Transformers Devastation is the best of the three games I mentioned because I felt like Platinum had more time with them compared to the other two. Korra and TMNT felt like rushed jobs, but Transformers lived up to the better source material of that franchise. All of these games have a Saturday morning cartoon approach to them as if you’re watching a multi-part story arc. Plus, they’re short enough to be played through in a single day. I wondered how these games would pan out if they put as much effort to them without publisher pressure. In some way, Platinum Games’ efforts on these licensed games are the new “games based on movies” that ran shop decades ago.
Platinum working on Transformers and TMNT felt like dream projects and fans always beg for more of them. Power Rangers is among the top of the list in honor of the movie reboot. However Bandai Namco is already putting out an old school beat-em-up early next year. Other than those projects, Platinum has been treated like hired mercenaries to work on popular game franchises to mixed results. I loved Metal Gear Rising: Revengeance, but this year’s Star Fox Zero was such a lackluster effort. That’s coming from someone that played Star Fox 64 to death back in it’s heyday. Maybe it was Miyamoto’s GamePad-heavy philosophy that hampered the project, but who knows. Platinum is developing Nier: Automata for early next year, so we’ll see if that lives up to fan expectations.
Are Platinum Games working on too many projects at once? I believe so and sure, they have multiple teams, but they seem to lost their magic touch. Bayonetta, MadWorld and Vanquish had that special charm that their recent games don’t have. They have said that working on licensed projects does keep the studio alive and diversifying their portfolio, but I do wish they step back a bit and return to their roots. Hopefully next year’s Scalebound, headed by Hideki Kamiya, is a return to form for Platinum. It’s last demo appearance at E3 this summer wasn’t impressive though.

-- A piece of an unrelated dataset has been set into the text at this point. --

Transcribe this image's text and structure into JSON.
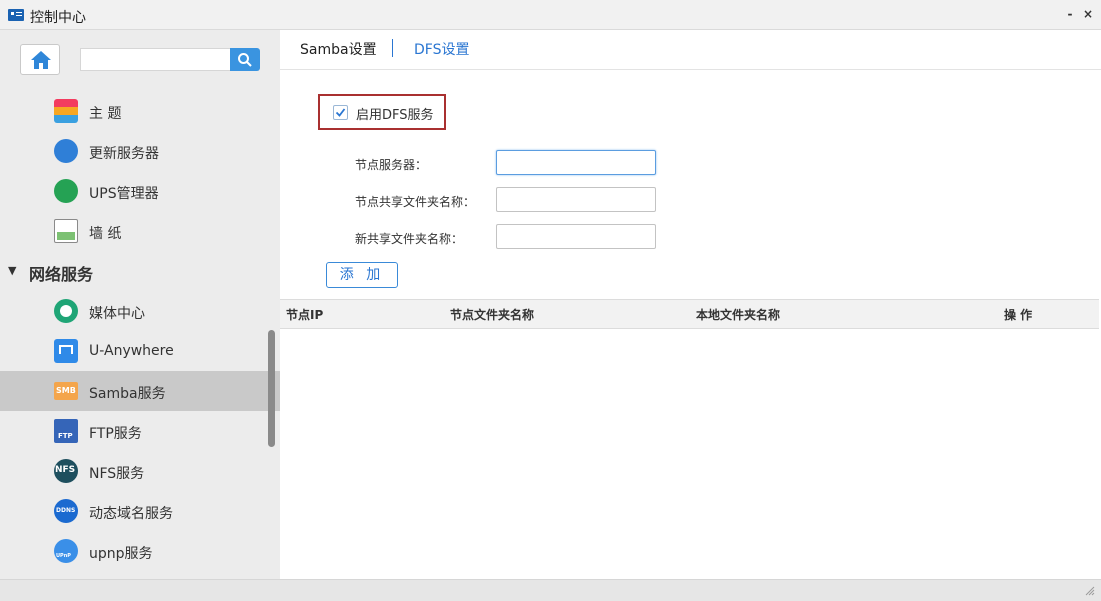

There’s still signs of greatness within one of the most beloved game developers in recent years. They just have to cool it down a notch in terms of getting involved in too many projects. Go back to what you were known for delivering cool and stylish action games than handling someone else’s dirty work. In some ways, you’re the last hope for Japanese game development Platinum. Please don’t go down to mediocrity like most of your peers did.